More than a third of baby food deemed “healthy” could be set to receive a label for unnecessary sugar levels, according to a new study.

Action on Sugar (AoS) has analysed 73 baby sweet snacks including Heinz Farley’s Mini Rusks and Organix Banana Soft Oaty Bars and found they contained as much as two teaspoons of unnecessary sugar, despite “healthy sounding” claims on packaging.

Of the 73 products analysed as part of Sugar Awareness Week, more than a third (37%) could receive a red traffic-light label for sugar content.

AoS is calling for the removal of misleading nutrition and health claims on-snack packs, especially around ‘no added sugar/refined sugar’ when such ingredients are replaced by fruit concentrates.

Nutritionist Katharine Jenner, campaign director at AoS warns these are still a type of free sugars and should be limited.

She said: “Product packaging is often coupled with health messages that put parents’ minds at rest, distracting them from seeing the high hidden sugars content.

“Baby foods have the potential to make life easier for stressed parents and support the needs of the growing baby.

"But they must do just that: support the growth of the baby, not put their future health at risk, and the parents must have the information to know what they’re buying.”

NHS guidance on feeding sugar to children

The Northern Echo: Action on Sugar analysed 73 baby sweet snacks and found that 37% could receive a red traffic light-style label for sugar content. (PA)Action on Sugar analysed 73 baby sweet snacks and found that 37% could receive a red traffic light-style label for sugar content. (PA)

The NHS warns: “Your baby does not need sugar” and paediatric dietitian Lucy Upton(thechildrensdietician) says consuming sugars means they could miss out on other nutrients.

She warned: “It’s recommended that babies and young children six months to two years of age generally avoid any added or free sugars for multiple reasons, from a health and development perspective.

“There’s potential for increased energy intake, and crucially for children this risks displacement of other nutrients they require for health and development.”

Warning to parents over feeding babies snacks

Jenner says young children shouldn’t need snacks, especially sugary ones.

She said: “Babies under 12 months old do not need snacks at all, but ‘mini-meals’ to complement their milk-based diets.

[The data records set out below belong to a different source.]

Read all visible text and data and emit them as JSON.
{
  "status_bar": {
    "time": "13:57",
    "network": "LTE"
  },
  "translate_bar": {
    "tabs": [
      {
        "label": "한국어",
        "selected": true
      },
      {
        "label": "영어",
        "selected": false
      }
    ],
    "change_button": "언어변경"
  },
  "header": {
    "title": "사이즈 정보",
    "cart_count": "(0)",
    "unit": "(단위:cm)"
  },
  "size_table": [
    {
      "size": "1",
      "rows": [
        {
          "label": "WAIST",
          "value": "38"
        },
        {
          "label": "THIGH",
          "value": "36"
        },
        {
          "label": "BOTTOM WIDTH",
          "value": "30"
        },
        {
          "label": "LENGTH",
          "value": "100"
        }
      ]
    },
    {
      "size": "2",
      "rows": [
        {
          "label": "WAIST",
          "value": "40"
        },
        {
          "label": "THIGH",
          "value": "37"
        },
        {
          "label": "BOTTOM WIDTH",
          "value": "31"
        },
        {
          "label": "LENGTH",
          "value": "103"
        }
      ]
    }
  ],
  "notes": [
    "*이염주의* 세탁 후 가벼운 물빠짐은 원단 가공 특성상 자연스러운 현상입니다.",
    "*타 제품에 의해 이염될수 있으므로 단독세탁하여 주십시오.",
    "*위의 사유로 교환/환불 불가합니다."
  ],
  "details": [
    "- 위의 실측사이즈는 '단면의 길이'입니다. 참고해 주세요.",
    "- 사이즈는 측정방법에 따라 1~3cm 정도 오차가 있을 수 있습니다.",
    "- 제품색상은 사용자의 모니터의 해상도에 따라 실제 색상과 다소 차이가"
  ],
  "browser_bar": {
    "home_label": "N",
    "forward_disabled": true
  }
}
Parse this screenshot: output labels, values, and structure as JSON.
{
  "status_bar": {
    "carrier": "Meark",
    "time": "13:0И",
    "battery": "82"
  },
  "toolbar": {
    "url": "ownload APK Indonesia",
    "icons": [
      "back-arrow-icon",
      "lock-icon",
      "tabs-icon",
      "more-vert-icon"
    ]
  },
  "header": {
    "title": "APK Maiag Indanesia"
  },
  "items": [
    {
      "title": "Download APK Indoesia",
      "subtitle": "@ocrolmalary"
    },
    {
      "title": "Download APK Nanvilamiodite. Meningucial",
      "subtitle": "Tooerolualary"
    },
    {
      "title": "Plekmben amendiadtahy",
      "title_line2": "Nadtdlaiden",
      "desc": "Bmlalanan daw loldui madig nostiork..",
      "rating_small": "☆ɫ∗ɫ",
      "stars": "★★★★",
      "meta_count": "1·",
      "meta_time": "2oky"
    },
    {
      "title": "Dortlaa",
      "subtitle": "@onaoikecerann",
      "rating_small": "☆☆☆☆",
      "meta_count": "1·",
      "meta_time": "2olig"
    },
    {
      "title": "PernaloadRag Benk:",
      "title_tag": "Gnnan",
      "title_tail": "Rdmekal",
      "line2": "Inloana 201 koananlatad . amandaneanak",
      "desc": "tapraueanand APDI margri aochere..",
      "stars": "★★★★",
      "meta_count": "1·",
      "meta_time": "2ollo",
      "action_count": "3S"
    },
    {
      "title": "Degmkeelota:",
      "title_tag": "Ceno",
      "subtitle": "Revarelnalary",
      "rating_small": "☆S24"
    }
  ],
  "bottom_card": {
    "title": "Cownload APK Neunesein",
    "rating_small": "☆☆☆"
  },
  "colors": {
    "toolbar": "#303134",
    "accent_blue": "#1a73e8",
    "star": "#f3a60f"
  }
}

Yet there’s a growing market of snack products aimed at babies aged six months and over, which [can] state on the pack that they are suitable for babies aged 6+ months.

“This age criterion is often mistaken as a dietary requirement, when in fact it relates to food safety.”